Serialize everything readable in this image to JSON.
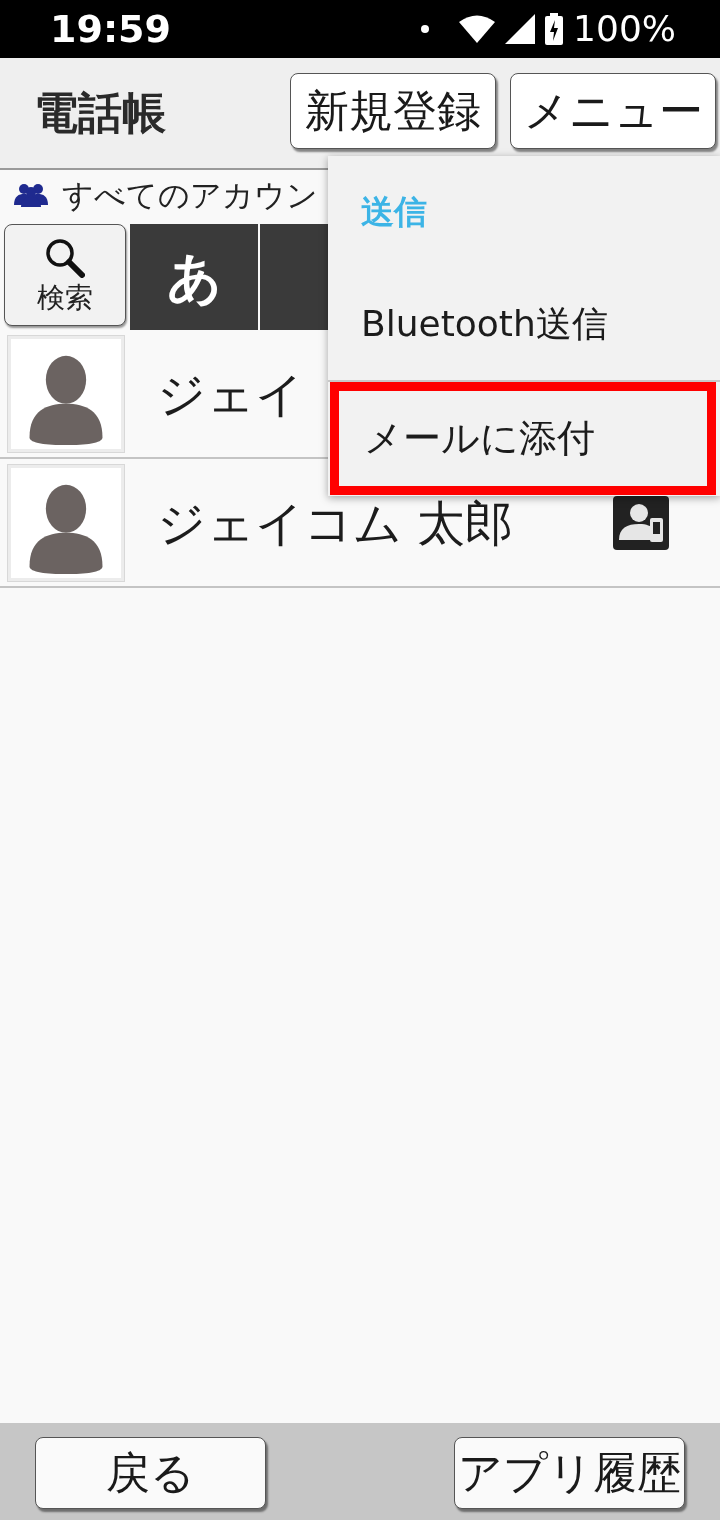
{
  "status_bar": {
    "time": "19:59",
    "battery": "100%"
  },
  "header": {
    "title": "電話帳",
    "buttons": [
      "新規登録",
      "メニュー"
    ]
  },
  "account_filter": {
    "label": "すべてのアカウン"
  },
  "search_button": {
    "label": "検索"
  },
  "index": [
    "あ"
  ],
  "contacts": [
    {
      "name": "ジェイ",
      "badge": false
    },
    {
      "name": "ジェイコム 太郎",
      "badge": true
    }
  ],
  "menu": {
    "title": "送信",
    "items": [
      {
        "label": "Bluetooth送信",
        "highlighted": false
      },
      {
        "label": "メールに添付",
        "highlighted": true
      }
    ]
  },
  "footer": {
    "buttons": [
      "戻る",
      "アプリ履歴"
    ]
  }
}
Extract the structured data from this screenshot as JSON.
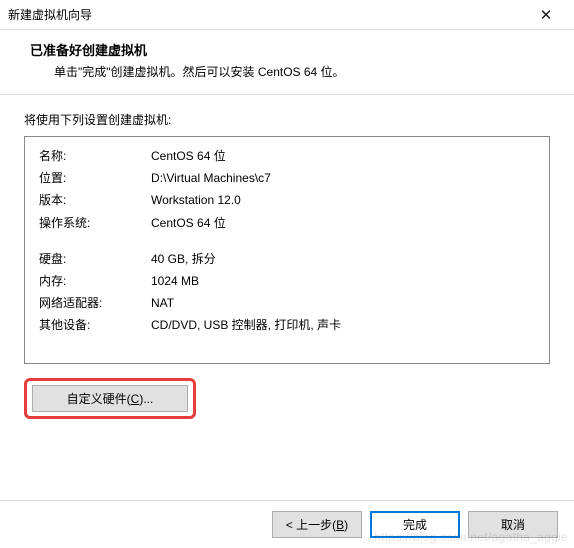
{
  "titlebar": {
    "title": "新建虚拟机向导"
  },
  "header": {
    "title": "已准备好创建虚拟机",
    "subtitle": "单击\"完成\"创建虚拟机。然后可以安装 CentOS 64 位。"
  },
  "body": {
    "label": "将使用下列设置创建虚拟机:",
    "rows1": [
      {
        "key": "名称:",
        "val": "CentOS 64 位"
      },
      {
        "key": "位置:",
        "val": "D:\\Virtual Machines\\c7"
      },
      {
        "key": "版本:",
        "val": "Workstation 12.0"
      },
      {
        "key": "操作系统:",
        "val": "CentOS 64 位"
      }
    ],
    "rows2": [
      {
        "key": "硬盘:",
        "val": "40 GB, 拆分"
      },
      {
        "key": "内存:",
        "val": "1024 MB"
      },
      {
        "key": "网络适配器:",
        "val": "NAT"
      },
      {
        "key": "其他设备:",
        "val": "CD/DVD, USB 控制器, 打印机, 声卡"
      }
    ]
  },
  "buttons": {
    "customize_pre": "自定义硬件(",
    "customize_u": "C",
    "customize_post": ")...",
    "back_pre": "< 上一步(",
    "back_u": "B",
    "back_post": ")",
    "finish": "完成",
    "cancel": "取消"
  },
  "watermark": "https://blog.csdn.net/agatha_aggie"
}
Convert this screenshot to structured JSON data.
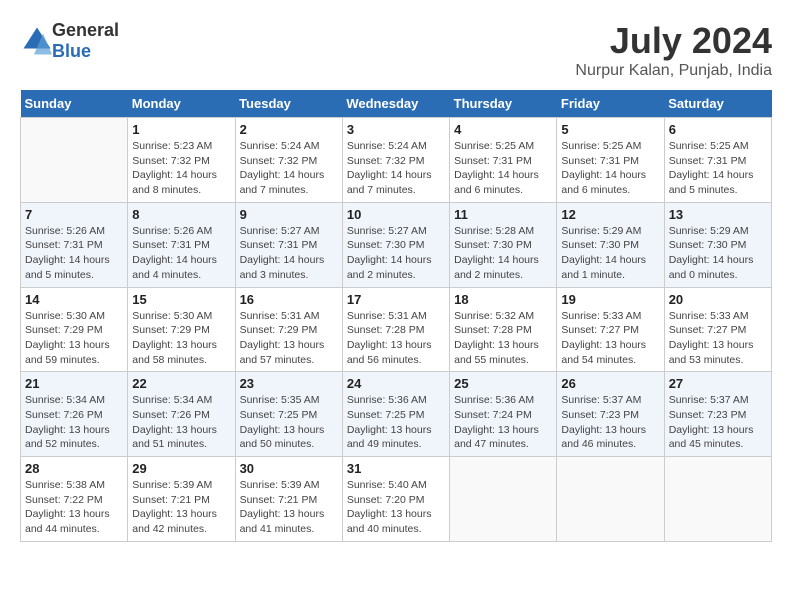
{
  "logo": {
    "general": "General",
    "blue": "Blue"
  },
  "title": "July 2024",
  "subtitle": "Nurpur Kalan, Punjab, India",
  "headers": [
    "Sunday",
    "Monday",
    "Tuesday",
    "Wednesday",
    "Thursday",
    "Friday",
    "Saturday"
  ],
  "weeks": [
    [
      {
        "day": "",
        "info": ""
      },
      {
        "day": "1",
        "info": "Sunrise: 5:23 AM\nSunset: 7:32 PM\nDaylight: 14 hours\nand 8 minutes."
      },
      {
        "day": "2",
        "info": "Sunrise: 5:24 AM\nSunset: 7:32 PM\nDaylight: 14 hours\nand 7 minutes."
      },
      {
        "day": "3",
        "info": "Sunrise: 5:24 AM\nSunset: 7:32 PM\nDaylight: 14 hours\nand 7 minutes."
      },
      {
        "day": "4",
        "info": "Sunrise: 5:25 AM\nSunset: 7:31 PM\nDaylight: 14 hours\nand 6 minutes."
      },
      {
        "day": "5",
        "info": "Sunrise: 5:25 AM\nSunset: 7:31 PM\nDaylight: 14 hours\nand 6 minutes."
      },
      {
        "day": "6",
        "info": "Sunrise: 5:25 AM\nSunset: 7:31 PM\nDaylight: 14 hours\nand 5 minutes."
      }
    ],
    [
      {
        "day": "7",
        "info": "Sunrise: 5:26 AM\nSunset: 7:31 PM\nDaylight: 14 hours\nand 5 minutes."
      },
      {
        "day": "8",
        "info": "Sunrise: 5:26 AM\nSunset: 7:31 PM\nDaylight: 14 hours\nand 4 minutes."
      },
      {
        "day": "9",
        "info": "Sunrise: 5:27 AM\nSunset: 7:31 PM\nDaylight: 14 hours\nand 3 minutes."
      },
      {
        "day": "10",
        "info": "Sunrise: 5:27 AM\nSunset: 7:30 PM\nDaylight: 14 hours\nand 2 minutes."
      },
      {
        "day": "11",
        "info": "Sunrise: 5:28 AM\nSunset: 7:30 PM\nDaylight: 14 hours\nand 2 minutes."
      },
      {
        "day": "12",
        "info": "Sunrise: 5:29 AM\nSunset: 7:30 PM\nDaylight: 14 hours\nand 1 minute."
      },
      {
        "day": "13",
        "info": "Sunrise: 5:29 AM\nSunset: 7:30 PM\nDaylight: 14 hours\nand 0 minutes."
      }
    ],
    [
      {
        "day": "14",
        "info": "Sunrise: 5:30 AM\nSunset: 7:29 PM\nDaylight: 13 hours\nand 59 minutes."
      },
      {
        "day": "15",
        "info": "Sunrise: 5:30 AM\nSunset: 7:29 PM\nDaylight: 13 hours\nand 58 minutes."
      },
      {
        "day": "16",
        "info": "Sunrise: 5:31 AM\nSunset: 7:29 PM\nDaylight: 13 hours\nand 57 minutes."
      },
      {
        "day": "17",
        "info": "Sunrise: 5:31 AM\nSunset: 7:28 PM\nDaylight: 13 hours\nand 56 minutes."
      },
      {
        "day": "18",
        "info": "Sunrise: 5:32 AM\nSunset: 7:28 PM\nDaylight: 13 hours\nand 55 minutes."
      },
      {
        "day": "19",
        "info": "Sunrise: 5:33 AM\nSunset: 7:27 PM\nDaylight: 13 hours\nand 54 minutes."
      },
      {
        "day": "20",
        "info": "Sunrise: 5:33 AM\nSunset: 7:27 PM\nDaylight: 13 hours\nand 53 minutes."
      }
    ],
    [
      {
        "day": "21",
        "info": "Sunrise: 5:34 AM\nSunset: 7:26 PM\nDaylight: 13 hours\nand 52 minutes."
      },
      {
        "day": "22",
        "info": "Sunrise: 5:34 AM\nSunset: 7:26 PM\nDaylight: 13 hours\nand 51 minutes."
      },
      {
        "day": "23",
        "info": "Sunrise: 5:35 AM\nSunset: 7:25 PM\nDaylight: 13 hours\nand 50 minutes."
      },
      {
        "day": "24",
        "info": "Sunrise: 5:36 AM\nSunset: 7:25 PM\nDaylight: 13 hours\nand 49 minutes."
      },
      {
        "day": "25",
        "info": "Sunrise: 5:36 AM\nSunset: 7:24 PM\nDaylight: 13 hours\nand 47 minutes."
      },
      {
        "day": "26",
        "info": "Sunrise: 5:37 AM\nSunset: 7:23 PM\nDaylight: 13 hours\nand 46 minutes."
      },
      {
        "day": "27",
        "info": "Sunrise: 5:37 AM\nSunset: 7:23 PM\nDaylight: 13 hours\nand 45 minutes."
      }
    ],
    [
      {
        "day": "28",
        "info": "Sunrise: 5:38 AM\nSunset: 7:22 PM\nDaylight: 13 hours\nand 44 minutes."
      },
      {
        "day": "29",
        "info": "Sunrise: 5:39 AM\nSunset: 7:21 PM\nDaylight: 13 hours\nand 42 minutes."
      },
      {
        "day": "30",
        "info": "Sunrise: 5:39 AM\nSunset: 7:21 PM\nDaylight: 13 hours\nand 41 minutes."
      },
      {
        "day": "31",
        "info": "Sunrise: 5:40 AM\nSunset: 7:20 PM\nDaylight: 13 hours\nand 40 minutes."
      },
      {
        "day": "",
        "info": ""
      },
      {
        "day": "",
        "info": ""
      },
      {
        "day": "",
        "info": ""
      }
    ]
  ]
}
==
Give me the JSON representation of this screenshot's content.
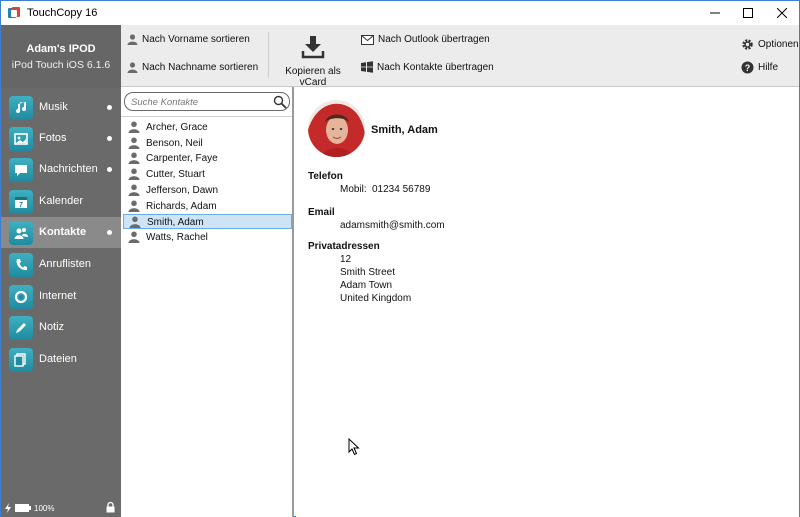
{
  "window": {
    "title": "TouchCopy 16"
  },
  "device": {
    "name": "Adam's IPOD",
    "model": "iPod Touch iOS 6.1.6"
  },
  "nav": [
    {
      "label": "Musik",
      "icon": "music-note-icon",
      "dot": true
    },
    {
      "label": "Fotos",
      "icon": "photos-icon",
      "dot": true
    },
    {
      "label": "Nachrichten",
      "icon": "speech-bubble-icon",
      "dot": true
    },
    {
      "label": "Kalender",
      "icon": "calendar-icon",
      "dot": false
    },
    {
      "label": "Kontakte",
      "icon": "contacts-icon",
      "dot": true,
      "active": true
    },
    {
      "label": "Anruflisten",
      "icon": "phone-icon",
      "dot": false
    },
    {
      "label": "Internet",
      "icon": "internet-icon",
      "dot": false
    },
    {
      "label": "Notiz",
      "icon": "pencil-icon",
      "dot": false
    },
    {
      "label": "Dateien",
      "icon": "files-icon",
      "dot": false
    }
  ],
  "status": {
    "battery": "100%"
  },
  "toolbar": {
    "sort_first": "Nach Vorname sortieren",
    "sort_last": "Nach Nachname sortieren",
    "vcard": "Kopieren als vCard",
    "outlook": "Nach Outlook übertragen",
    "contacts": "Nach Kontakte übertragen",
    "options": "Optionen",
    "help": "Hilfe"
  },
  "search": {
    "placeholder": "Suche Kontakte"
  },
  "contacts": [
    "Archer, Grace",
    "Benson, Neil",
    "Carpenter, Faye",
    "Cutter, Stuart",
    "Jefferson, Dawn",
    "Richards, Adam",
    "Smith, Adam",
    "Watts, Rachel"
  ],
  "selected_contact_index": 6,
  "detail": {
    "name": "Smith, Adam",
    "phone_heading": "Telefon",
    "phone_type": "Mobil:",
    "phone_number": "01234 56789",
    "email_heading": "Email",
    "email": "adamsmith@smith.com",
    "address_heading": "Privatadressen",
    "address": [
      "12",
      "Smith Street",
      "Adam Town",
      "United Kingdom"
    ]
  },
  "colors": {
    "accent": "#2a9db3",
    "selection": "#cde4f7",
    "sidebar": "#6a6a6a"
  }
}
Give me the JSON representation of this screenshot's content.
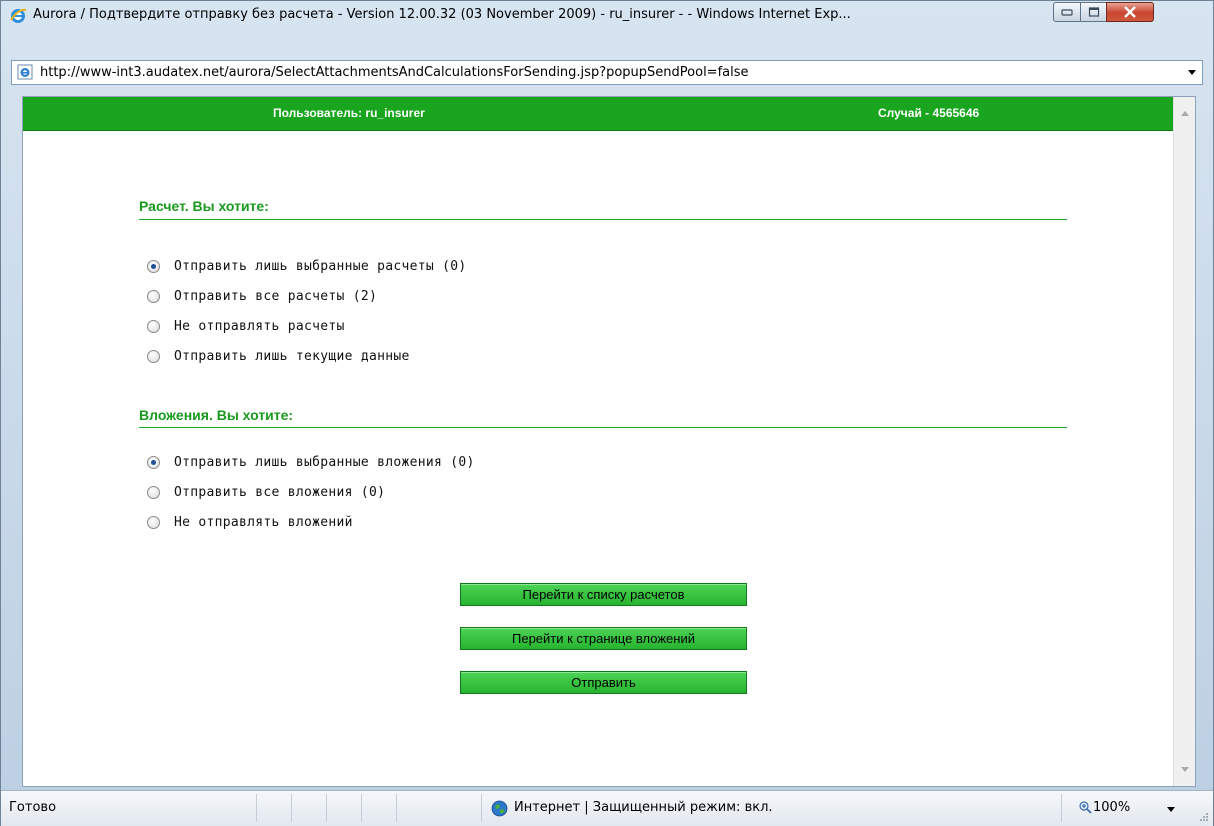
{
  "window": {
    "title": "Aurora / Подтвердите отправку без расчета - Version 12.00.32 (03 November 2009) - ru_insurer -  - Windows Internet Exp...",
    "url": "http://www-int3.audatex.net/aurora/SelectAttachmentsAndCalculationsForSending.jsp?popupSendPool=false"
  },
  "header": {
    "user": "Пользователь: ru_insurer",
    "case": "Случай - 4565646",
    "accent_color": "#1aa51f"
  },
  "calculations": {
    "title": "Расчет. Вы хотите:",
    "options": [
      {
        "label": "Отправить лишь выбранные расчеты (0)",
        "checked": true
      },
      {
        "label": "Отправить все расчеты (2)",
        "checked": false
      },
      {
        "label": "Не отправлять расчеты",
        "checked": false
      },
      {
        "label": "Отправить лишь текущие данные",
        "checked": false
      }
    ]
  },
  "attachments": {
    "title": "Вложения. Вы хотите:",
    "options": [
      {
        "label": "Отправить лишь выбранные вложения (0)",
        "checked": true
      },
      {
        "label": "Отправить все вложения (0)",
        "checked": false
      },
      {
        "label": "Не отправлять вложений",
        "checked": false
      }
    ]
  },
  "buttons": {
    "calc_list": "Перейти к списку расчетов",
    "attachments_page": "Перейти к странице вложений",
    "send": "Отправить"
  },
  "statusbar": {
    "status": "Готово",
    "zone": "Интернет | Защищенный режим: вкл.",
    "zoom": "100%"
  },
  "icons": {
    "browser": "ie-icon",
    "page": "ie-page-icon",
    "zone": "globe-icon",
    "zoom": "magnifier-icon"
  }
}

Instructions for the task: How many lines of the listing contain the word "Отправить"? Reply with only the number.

Solution below: 6